More or less everything that Adam Gordon makes is about painting, even when it’s not. Even when it’s a long, darkened home garage on the Parisian periphery, with a corridor composed of a singular LED beam clamped to a chair that you must walk around to get to, where a fluttering plastic curtain lays waiting for you to pull aside in order to enter a coil heater–warmed chamber with a chocolate-gone-bad scent. There, a small window compels you to look inside, like the staggered slats of Marcel Duchamp's Étant donnés. Because even here, the 36-year-old artist's work is about using composition and light to scare up emotions—it’s just that in this case, the artist manipulates time and architecture rather than his traditional pigment and linseed oil. That acute discomfort one experiences staring through the neatly framed keyhole of his recent Parisian installation at Galleria Zero is not so dissimilar to the upset caused by Duchamp’s woman spread-eagle, holding a candle in Étant donnés. This time the scene is not graphic, but rather quietly horrific. Spoilers to follow.

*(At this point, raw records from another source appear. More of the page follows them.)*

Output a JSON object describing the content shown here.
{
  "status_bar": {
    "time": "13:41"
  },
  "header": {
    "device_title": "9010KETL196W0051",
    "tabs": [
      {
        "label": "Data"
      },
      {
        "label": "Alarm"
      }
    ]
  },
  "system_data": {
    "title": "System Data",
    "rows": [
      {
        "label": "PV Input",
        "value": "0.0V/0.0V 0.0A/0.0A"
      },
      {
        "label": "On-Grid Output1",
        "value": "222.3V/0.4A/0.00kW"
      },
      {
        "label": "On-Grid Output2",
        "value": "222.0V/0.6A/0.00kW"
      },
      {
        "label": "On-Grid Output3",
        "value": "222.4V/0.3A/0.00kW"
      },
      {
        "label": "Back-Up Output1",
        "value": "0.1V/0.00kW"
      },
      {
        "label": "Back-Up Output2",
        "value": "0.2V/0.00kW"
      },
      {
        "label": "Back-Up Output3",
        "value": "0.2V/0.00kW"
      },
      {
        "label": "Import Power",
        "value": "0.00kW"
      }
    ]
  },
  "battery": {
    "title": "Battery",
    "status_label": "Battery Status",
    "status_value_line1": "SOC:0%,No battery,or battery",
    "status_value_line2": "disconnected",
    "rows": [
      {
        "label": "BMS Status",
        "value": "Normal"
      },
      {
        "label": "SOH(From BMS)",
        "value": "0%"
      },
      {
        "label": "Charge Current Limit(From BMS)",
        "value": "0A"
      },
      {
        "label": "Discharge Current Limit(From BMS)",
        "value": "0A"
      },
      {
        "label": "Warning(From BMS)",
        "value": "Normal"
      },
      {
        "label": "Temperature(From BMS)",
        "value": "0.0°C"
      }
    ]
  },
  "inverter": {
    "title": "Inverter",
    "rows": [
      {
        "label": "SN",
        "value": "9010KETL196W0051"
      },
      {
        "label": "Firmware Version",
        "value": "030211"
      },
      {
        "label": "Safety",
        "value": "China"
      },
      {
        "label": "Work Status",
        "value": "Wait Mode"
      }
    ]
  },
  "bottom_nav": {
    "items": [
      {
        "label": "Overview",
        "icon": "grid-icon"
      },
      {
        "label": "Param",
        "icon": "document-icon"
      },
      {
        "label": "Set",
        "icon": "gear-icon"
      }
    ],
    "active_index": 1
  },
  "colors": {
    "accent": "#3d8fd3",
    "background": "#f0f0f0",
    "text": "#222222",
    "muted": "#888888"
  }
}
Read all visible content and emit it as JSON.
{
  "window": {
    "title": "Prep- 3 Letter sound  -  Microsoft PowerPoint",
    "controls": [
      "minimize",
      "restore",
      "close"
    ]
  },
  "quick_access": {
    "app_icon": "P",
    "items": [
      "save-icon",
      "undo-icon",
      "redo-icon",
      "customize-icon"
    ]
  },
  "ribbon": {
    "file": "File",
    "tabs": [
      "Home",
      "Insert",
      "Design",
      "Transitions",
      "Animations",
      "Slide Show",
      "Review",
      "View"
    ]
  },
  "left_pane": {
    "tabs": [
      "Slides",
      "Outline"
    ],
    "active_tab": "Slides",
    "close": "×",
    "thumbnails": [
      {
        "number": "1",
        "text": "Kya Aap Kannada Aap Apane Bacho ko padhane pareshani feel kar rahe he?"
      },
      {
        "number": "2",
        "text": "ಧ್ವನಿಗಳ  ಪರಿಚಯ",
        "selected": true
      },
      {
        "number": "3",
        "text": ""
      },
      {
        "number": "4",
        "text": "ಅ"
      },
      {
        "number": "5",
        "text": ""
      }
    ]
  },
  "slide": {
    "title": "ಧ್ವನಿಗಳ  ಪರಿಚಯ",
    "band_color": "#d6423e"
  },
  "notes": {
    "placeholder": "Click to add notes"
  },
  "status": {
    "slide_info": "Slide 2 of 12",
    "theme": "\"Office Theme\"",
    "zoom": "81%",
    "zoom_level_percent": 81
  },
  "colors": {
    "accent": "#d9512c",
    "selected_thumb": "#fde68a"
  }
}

The fact that Gordon’s work can even have spoilers is emblematic of the ways he often sits in opposition to his peers. He does not have social media. He forbids installation shots (lest someone else take it upon themselves to distribute them on social media). He requires most exhibitions be experienced one at a time, without the comfort of a phone, and usually at night. These stipulations, which may seem petty to some—and are outright barriers for others—actually do something for Gordon’s work, like any formal decision. “I like setting up a place where you can, just for a moment, be as alone as you ever really get,” he says. “Art is a space where you can carve that out."
Rare experiences sans social approval are Gordon’s call to arms. He knows a casualty of his cause is alienating people, but he embraces that as the nature of the work, and a way to struggle against speed for speed’s sake. Gordon likes to let things creep. His installations and portraits and brooding monochromes of interiors (like the ones on view at the 2022 Whitney Biennial) all take weeks to come to life. Peeping through the hole in Paris, I held my breath. I wanted to stay, but I could see a person watching someone else and it made me shiver, de-spite the heat, wondering who was watching me. The plastic sheet sighed. I jumped.